Customers Affected Along Kay Avenue
Due to a failed water main, a Precautionary Boil Water Notice is being issued by the City of Tallahassee for water customers along Kay Avenue, east of Blair Stone Road. This notice affects approximately 300 City water customers. A nearby water line collapsed, requiring a precautionary Boil Water Notice to be issued. Motorists on Blair Stone Road just north of the intersection of Orange Avenue should prepare for slight delays in the area as repair work is already underway and lane reductions are in effect. The work should be completed by midnight.
Water service will need to be turned off for those customers along Kay Avenue in order for crews to make repairs to the line. As such, the Florida Department of Environmental Protection requires these notices to be issued when any water service outage occurs. As such, the City’s Underground Utilities is notifying all residents in the affected area, asking them to take precautionary steps before preparing food or using water for drinking purposes. Again, this is a precautionary notice, as a mandatory boil water notice would be issued when an imminent threat to public health exists.

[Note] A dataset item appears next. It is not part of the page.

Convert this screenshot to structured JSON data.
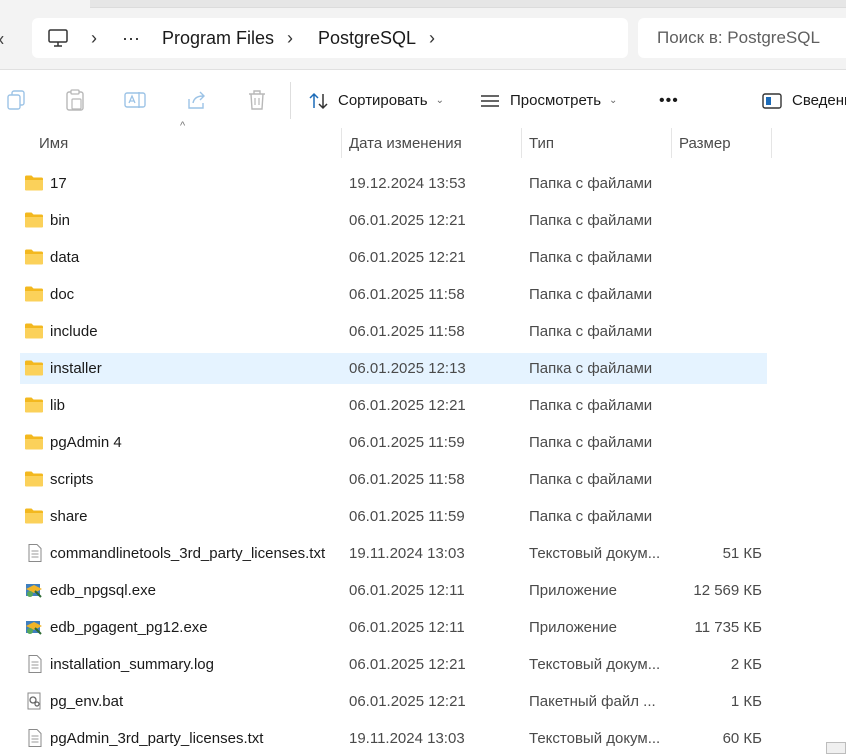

To use water for cooking or drinking purposes, Underground Utilities advises residents to:
bring water to a boil;
let it boil for one minute;
let the water cool before using; and
as an alternative, you may use bottled water.
Until further notice, boiled or bottled water should be used for drinking, making ice, brushing teeth, bathing, washing dishes and food preparation. This is especially important for immuno-compromised individuals, infants or the elderly. Boiling kills bacteria and other organisms in the water. Another advisory will be issued when the boil water notice is canceled.
Alternatives to boiling the water include the use of bottled water or other disinfectant chemicals. The tap water may be disinfected using unscented household bleach (4-6% active ingredients) following these directions:
add 8 drops of bleach to each gallon of water;
mix the water; and
allow it to stand for a minimum period of 30 minutes.
Other approved chemical disinfectants are available at stores that sell camping and hiking supplies.
Public drinking water systems are required to maintain a disinfectant residual between 4.0 and 0.2 mg/L to inactivate disease-causing organisms associated with waterborne illnesses. Untreated drinking water is at risk for contamination by disease-causing bacteria and other organisms. Symptoms caused by these organisms may include diarrhea, cramps, nausea, and possibly jaundice, and any associated headache and fatigue. Water containing harmful organisms such as E. Coli bacteria can be considered safe for drinking and cooking after vigorously boiling the water for one minute. The United States Environmental Protection Agency (EPA) has set enforceable drinking water standards for E. Coli to reduce the risk of these adverse health effects. Under this standard all drinking water must be free of these bacteria.
The City’s Underground Utilities apologizes to customers in this area for the inconvenience. Water Quality Laboratory staff will collect samples in the area with results expected by Wednesday morning, March 16.
For more information, please contact the City’s Water Quality Division at 891-1200.